She’s right. People of color know, and the rest of us need to work hard to know also, that the gospel is about more than balance, and that sometimes it is impossible to say “there are good people on all sides.”
I recently read a sermon in which the preacher was articulating the problem with balance. “It is easy … to be in the middle,” said the preacher, “when the boot is not on our neck, the policies aren’t truncating our futures, and the prejudices aren’t rendering our children dead in the streets.
“[But] thanks be to God,” the preacher went on, “[that] we’ve been given a better way. We are no longer enslaved to the flesh-devouring ways of the world because Christ has set us free. Free from sin. Free from death. Free from fear. Free from the tyranny of self and the reign of any ruler but God.

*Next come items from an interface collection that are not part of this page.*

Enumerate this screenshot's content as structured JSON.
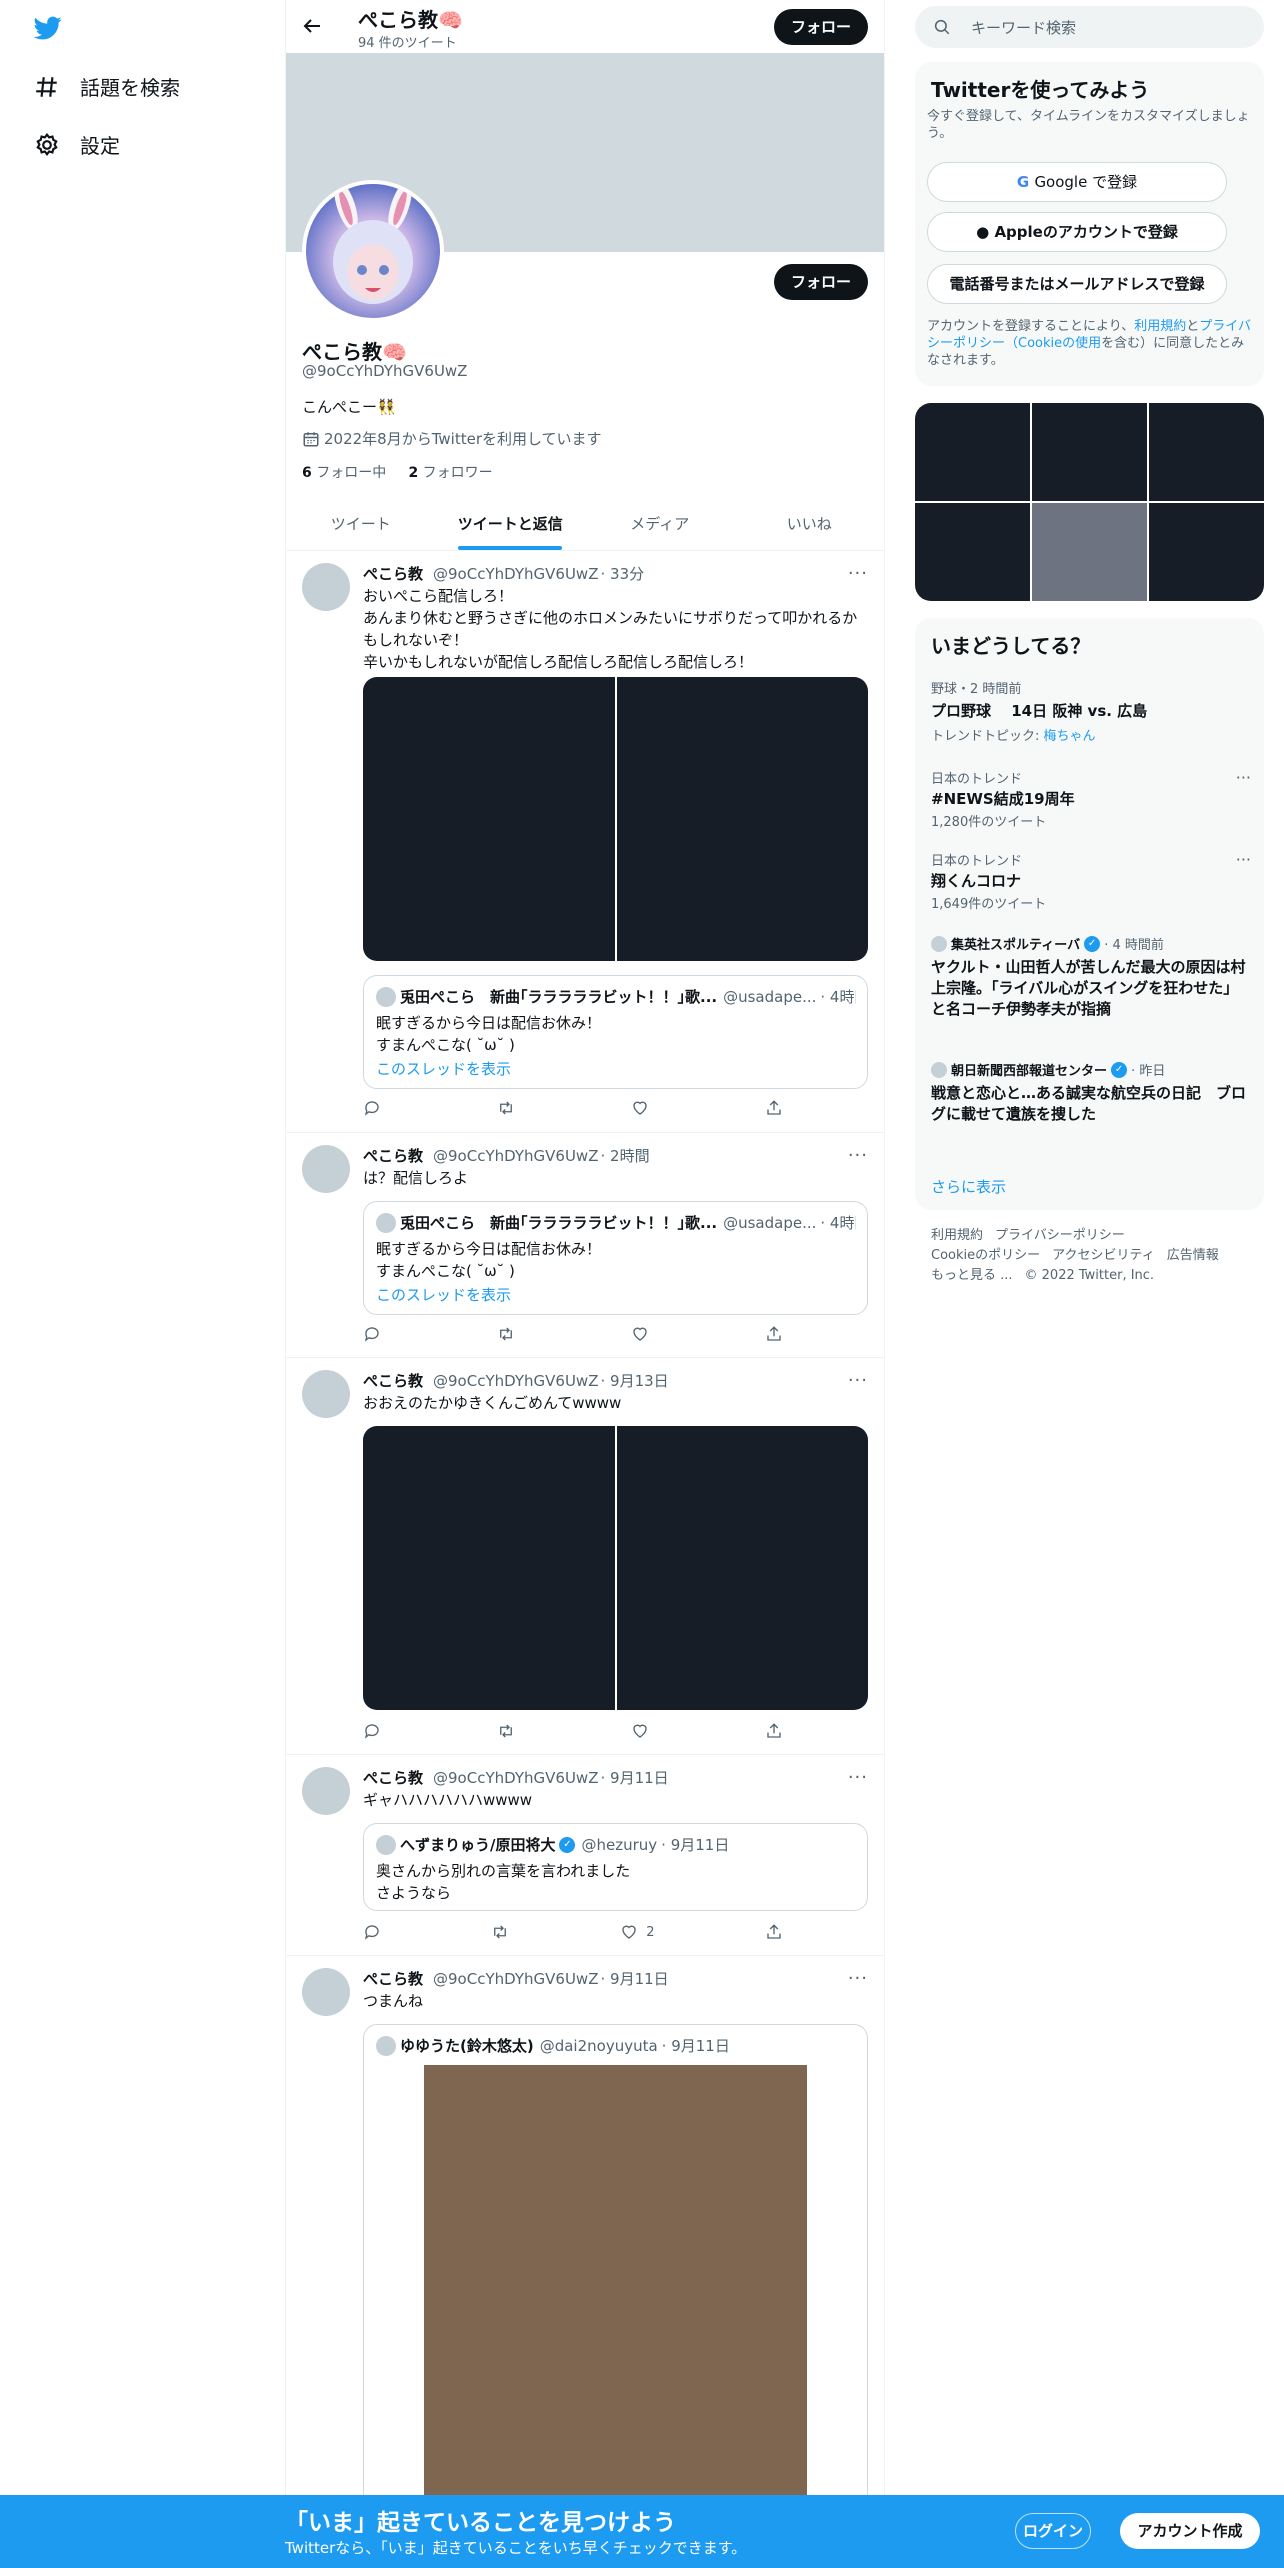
{
  "nav": {
    "explore": "話題を検索",
    "settings": "設定"
  },
  "header": {
    "name": "ぺこら教🧠",
    "tweet_count": "94 件のツイート",
    "follow": "フォロー"
  },
  "profile": {
    "follow": "フォロー",
    "name": "ぺこら教🧠",
    "handle": "@9oCcYhDYhGV6UwZ",
    "bio": "こんぺこー👯",
    "joined": "2022年8月からTwitterを利用しています",
    "following_count": "6",
    "following_label": "フォロー中",
    "followers_count": "2",
    "followers_label": "フォロワー"
  },
  "tabs": [
    "ツイート",
    "ツイートと返信",
    "メディア",
    "いいね"
  ],
  "tweets": [
    {
      "name": "ぺこら教",
      "handle": "@9oCcYhDYhGV6UwZ",
      "time": "· 33分",
      "text": "おいぺこら配信しろ！\nあんまり休むと野うさぎに他のホロメンみたいにサボりだって叩かれるかもしれないぞ！\n辛いかもしれないが配信しろ配信しろ配信しろ配信しろ！",
      "quote": {
        "name": "兎田ぺこら　新曲｢ラララララビット！！｣歌...",
        "handle": "@usadape...",
        "time": "· 4時間",
        "text": "眠すぎるから今日は配信お休み！\nすまんぺこな( ˘ω˘ )",
        "link": "このスレッドを表示"
      },
      "likes": ""
    },
    {
      "name": "ぺこら教",
      "handle": "@9oCcYhDYhGV6UwZ",
      "time": "· 2時間",
      "text": "は？配信しろよ",
      "quote": {
        "name": "兎田ぺこら　新曲｢ラララララビット！！｣歌...",
        "handle": "@usadape...",
        "time": "· 4時間",
        "text": "眠すぎるから今日は配信お休み！\nすまんぺこな( ˘ω˘ )",
        "link": "このスレッドを表示"
      },
      "likes": ""
    },
    {
      "name": "ぺこら教",
      "handle": "@9oCcYhDYhGV6UwZ",
      "time": "· 9月13日",
      "text": "おおえのたかゆきくんごめんてwwww",
      "likes": ""
    },
    {
      "name": "ぺこら教",
      "handle": "@9oCcYhDYhGV6UwZ",
      "time": "· 9月11日",
      "text": "ギャハハハハハハwwww",
      "quote": {
        "name": "へずまりゅう/原田将大",
        "handle": "@hezuruy",
        "time": "· 9月11日",
        "text": "奥さんから別れの言葉を言われました\nさようなら"
      },
      "likes": "2"
    },
    {
      "name": "ぺこら教",
      "handle": "@9oCcYhDYhGV6UwZ",
      "time": "· 9月11日",
      "text": "つまんね",
      "quote": {
        "name": "ゆゆうた(鈴木悠太)",
        "handle": "@dai2noyuyuta",
        "time": "· 9月11日"
      }
    }
  ],
  "search": {
    "placeholder": "キーワード検索"
  },
  "signup": {
    "title": "Twitterを使ってみよう",
    "subtitle": "今すぐ登録して、タイムラインをカスタマイズしましょう。",
    "google": "Google で登録",
    "apple": "Appleのアカウントで登録",
    "phone": "電話番号またはメールアドレスで登録",
    "legal_1": "アカウントを登録することにより、",
    "legal_terms": "利用規約",
    "legal_and": "と",
    "legal_privacy": "プライバシーポリシー（Cookieの使用",
    "legal_2": "を含む）に同意したとみなされます。"
  },
  "trends": {
    "title": "いまどうしてる？",
    "items": [
      {
        "meta": "野球・2 時間前",
        "name": "プロ野球　 14日 阪神 vs. 広島",
        "extra_label": "トレンドトピック: ",
        "extra_link": "梅ちゃん"
      },
      {
        "meta": "日本のトレンド",
        "name": "#NEWS結成19周年",
        "extra": "1,280件のツイート"
      },
      {
        "meta": "日本のトレンド",
        "name": "翔くんコロナ",
        "extra": "1,649件のツイート"
      }
    ],
    "news": [
      {
        "source": "集英社スポルティーバ",
        "time": "· 4 時間前",
        "title": "ヤクルト・山田哲人が苦しんだ最大の原因は村上宗隆。「ライバル心がスイングを狂わせた」と名コーチ伊勢孝夫が指摘"
      },
      {
        "source": "朝日新聞西部報道センター",
        "time": "· 昨日",
        "title": "戦意と恋心と…ある誠実な航空兵の日記　ブログに載せて遺族を捜した"
      }
    ],
    "more": "さらに表示"
  },
  "footer": {
    "terms": "利用規約",
    "privacy": "プライバシーポリシー",
    "cookie": "Cookieのポリシー",
    "accessibility": "アクセシビリティ",
    "ads": "広告情報",
    "more": "もっと見る ...",
    "copyright": "© 2022 Twitter, Inc."
  },
  "bottom_bar": {
    "title": "「いま」起きていることを見つけよう",
    "subtitle": "Twitterなら、「いま」起きていることをいち早くチェックできます。",
    "login": "ログイン",
    "signup": "アカウント作成"
  },
  "colors": {
    "accent": "#1d9bf0",
    "dark": "#0f1419",
    "muted": "#536471"
  }
}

“Christ has set us free for freedom’s sake. We are freed to take a stand, to stand for love of neighbor, for a generosity of life-giving justice, for the peace that passes understanding and the joy that comes in serving God and God only. We are freed for a kindness that upends cruelty and reveals the divine dignity and worth of every human being. We are freed for self-control that looks to the interest of others and refrains from vengeance even as it seeks to be patient, forgiving, compassionate and merciful with all people. We are freed for gentleness with the weak and with one another. We are freed for faithfulness in a world overflowing with evil and idols, suffering and sorrow.
“Freed to call out the purple of privilege.” And by privilege, I think the preacher means refusing to take a stand for the gospel. The preacher goes on: “Freed to be immersed in the purple of penitence that not only confesses, but repents and does better. Freed to be awash in the purple of preparation that not only welcomes the baby Jesus, but reminds us to be ready to face Christ when he returns to separate the sheep and the goats.”
That was an excerpt from a sermon that Jill Duffield, esteemed editor of the Presbyterian Outlook, preached in June at First Presbyterian Church in Charlottesville, Virginia, for a meeting of the Presbytery of the James. She was confessional, empathic, fierce, faithful and, in the holiest way possible, “unbalanced.” Like her predecessors, she is uncommonly suited for this time, this place, this church and this magazine. She is leading us, thanks be to God, to take new risks, to exorcise old demons, to encourage new voices, and to step out as church into the midst of the world in the name of the One who gave his life for that world and for us.
May God bless her, and the magazine, as we move now into our third century of witness.
Theodore J. Wardlaw is president of Austin Presbyterian Theological Seminary in Texas.
On October 5, 2019, friends of the Presbyterian Outlook gathered at Union Presbyterian Seminary in Richmond, Virginia, to commemorate our 200th anniversary. Ted Wardlaw, president of Austin Presbyterian Theological Seminary, and Brian Blount, president of Union Presbyterian Seminary, each offered their reflections on the role of the Presbyterian Outlook in shaping the Presbyterian Church historically and in the present. We have printed their lectures in full for this 200th anniversary commemorative issue with thanks for their energy, intelligence, imagination and love. We hope you find their insights as thoughtful and compelling as those of us gathered in October did.
– Jill Duffield